For the first hour or so Murphy's deceptive portrayal of the deadly Rippner is largely matched by Craven's direction. As the unsuspecting Reisert builds a relationship with Jackson, Craven plays on the chemistry the two share in order to rope-a-dope the audience when the big switch comes. While it's unlikely many of the audience will have either missed the trailer or failed to have seen the character reveal coming, it still feels surprising as we have by this point been lulled into relative security by Murphy's charm and Craven's sense in holding back the theatrics. With the director resisting his usual shock tactics and instead allowing the characters to build the story, Red Eye is a far more effective beast than you might expect, even if the final act does lose some of it's momentum as the flight lands and tense word play gives way to a lightly jaded action finale.

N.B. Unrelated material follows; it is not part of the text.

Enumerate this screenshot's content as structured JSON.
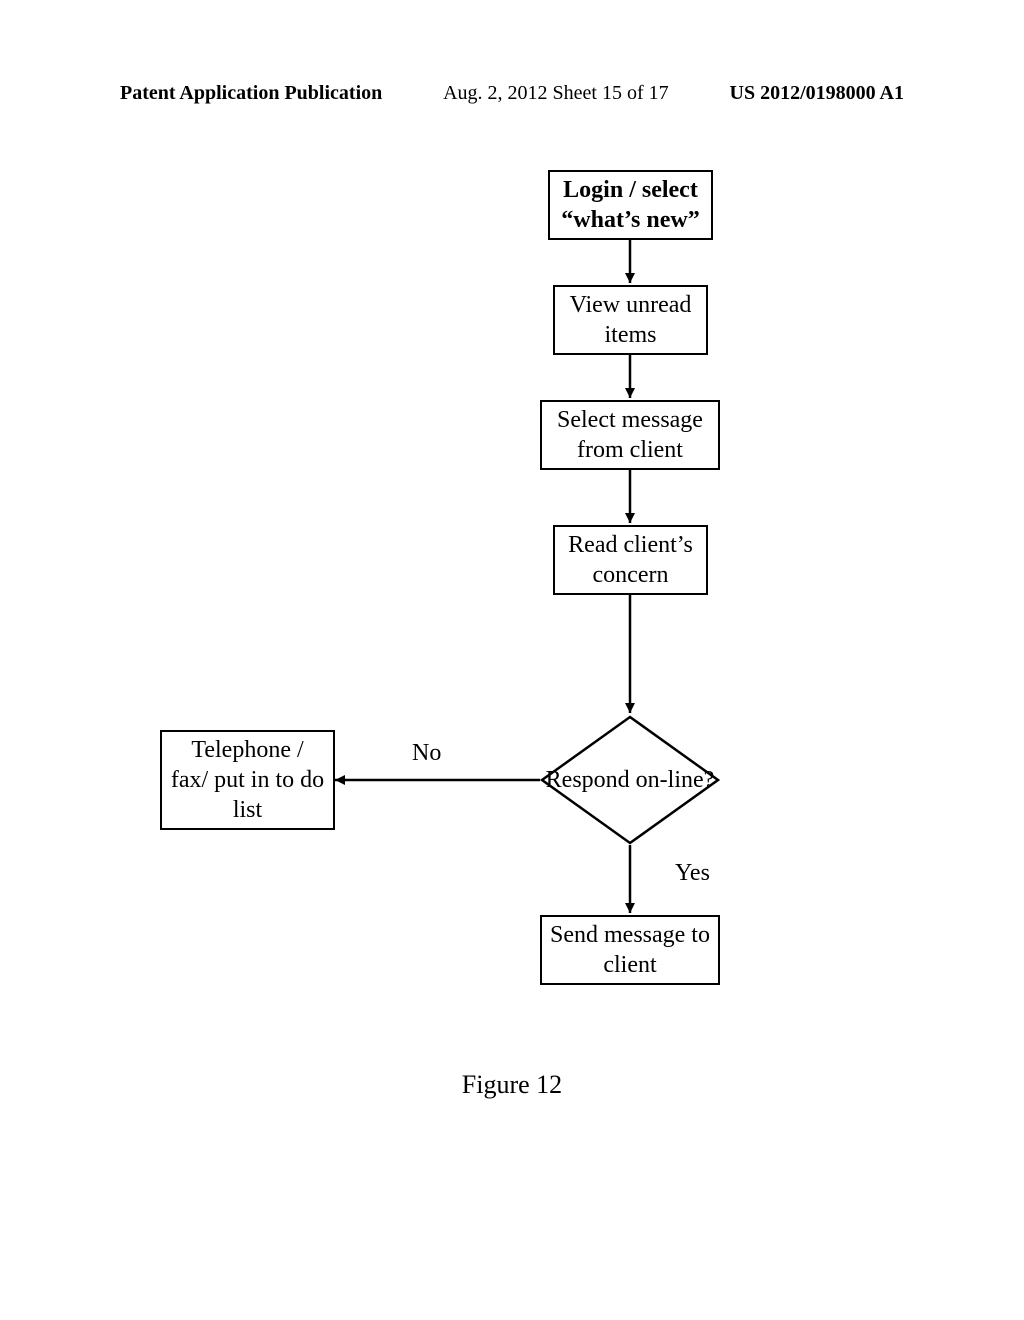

Still, while it may descend into ever-so-slightly disappointing stalk 'n' slash territory, we can forgive Craven this minor indiscretion on the strength that by this point he has managed his best hour of filmmaking in years. Red Eye beats the chronic Scream trilogy (The Oneliner refuses to buy the "post modern" bullshit) by a clear aeronautical mile, and on the strength of his work here it's neither unlikely nor unwelcome that Craven might steer clear of the confines of horror in future and spread his wings that little bit further. Who'd have thought that in the dullest cinematic summer of recent years Hollywood's de facto pinata would emerge out of genre with one of the most pleasantly surprising thrillers of the year. I thank you, Mr. Craven. You have given my morale a much-needed boost. Have an extra star, sir.

I award this movie 4 out of 5 Units We Use

Wes Craven
Cast list:
Rachel McAdams (Lisa Reisert)
Cillian Murphy (Jackson Rippner)
Brian Cox (Joe Reisert)